[Items from a data source]
↓↓↓

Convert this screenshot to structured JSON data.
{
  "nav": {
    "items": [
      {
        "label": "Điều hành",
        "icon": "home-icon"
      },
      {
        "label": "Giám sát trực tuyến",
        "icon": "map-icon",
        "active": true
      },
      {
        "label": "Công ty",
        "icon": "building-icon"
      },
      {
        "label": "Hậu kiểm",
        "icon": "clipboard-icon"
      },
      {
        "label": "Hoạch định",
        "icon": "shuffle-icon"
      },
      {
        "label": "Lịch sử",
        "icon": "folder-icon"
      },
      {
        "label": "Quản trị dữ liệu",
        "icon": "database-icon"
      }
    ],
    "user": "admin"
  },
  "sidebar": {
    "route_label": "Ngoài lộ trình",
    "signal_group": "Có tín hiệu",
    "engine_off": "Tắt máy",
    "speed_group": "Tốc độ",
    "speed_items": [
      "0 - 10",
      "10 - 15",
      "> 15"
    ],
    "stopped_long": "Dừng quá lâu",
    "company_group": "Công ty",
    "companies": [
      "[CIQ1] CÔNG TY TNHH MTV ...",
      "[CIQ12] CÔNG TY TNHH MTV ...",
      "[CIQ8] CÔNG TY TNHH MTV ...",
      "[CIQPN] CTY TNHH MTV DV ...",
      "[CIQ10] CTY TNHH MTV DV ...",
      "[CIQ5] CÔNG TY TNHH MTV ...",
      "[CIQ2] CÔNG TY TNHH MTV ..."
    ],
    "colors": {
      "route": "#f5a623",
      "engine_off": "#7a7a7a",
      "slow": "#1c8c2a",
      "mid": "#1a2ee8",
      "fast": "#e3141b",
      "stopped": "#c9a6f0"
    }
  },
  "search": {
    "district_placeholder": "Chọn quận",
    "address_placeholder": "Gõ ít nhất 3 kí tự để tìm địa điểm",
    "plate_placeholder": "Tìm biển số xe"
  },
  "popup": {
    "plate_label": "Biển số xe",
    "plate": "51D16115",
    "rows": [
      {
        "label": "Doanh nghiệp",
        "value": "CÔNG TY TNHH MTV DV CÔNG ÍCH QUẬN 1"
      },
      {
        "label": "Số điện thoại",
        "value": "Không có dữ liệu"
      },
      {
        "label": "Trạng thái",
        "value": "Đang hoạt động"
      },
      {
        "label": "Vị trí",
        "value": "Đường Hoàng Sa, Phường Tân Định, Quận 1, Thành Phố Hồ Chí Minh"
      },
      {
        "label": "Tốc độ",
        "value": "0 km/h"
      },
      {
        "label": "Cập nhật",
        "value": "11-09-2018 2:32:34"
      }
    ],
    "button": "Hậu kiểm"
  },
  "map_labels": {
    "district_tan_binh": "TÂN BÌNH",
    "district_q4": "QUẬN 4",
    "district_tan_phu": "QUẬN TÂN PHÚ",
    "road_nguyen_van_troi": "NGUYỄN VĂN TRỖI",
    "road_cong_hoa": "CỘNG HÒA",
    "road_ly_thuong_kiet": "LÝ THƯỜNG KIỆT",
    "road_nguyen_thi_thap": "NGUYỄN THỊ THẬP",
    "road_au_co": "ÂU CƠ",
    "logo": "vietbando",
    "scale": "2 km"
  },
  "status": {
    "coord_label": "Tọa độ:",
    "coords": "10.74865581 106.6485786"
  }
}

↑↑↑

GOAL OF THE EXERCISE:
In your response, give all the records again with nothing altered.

ANSWER TO THIS PROBLEM:
Convert this screenshot to structured JSON data.
{
  "nav": {
    "items": [
      {
        "label": "Điều hành",
        "icon": "home-icon"
      },
      {
        "label": "Giám sát trực tuyến",
        "icon": "map-icon",
        "active": true
      },
      {
        "label": "Công ty",
        "icon": "building-icon"
      },
      {
        "label": "Hậu kiểm",
        "icon": "clipboard-icon"
      },
      {
        "label": "Hoạch định",
        "icon": "shuffle-icon"
      },
      {
        "label": "Lịch sử",
        "icon": "folder-icon"
      },
      {
        "label": "Quản trị dữ liệu",
        "icon": "database-icon"
      }
    ],
    "user": "admin"
  },
  "sidebar": {
    "route_label": "Ngoài lộ trình",
    "signal_group": "Có tín hiệu",
    "engine_off": "Tắt máy",
    "speed_group": "Tốc độ",
    "speed_items": [
      "0 - 10",
      "10 - 15",
      "> 15"
    ],
    "stopped_long": "Dừng quá lâu",
    "company_group": "Công ty",
    "companies": [
      "[CIQ1] CÔNG TY TNHH MTV ...",
      "[CIQ12] CÔNG TY TNHH MTV ...",
      "[CIQ8] CÔNG TY TNHH MTV ...",
      "[CIQPN] CTY TNHH MTV DV ...",
      "[CIQ10] CTY TNHH MTV DV ...",
      "[CIQ5] CÔNG TY TNHH MTV ...",
      "[CIQ2] CÔNG TY TNHH MTV ..."
    ],
    "colors": {
      "route": "#f5a623",
      "engine_off": "#7a7a7a",
      "slow": "#1c8c2a",
      "mid": "#1a2ee8",
      "fast": "#e3141b",
      "stopped": "#c9a6f0"
    }
  },
  "search": {
    "district_placeholder": "Chọn quận",
    "address_placeholder": "Gõ ít nhất 3 kí tự để tìm địa điểm",
    "plate_placeholder": "Tìm biển số xe"
  },
  "popup": {
    "plate_label": "Biển số xe",
    "plate": "51D16115",
    "rows": [
      {
        "label": "Doanh nghiệp",
        "value": "CÔNG TY TNHH MTV DV CÔNG ÍCH QUẬN 1"
      },
      {
        "label": "Số điện thoại",
        "value": "Không có dữ liệu"
      },
      {
        "label": "Trạng thái",
        "value": "Đang hoạt động"
      },
      {
        "label": "Vị trí",
        "value": "Đường Hoàng Sa, Phường Tân Định, Quận 1, Thành Phố Hồ Chí Minh"
      },
      {
        "label": "Tốc độ",
        "value": "0 km/h"
      },
      {
        "label": "Cập nhật",
        "value": "11-09-2018 2:32:34"
      }
    ],
    "button": "Hậu kiểm"
  },
  "map_labels": {
    "district_tan_binh": "TÂN BÌNH",
    "district_q4": "QUẬN 4",
    "district_tan_phu": "QUẬN TÂN PHÚ",
    "road_nguyen_van_troi": "NGUYỄN VĂN TRỖI",
    "road_cong_hoa": "CỘNG HÒA",
    "road_ly_thuong_kiet": "LÝ THƯỜNG KIỆT",
    "road_nguyen_thi_thap": "NGUYỄN THỊ THẬP",
    "road_au_co": "ÂU CƠ",
    "logo": "vietbando",
    "scale": "2 km"
  },
  "status": {
    "coord_label": "Tọa độ:",
    "coords": "10.74865581 106.6485786"
  }
}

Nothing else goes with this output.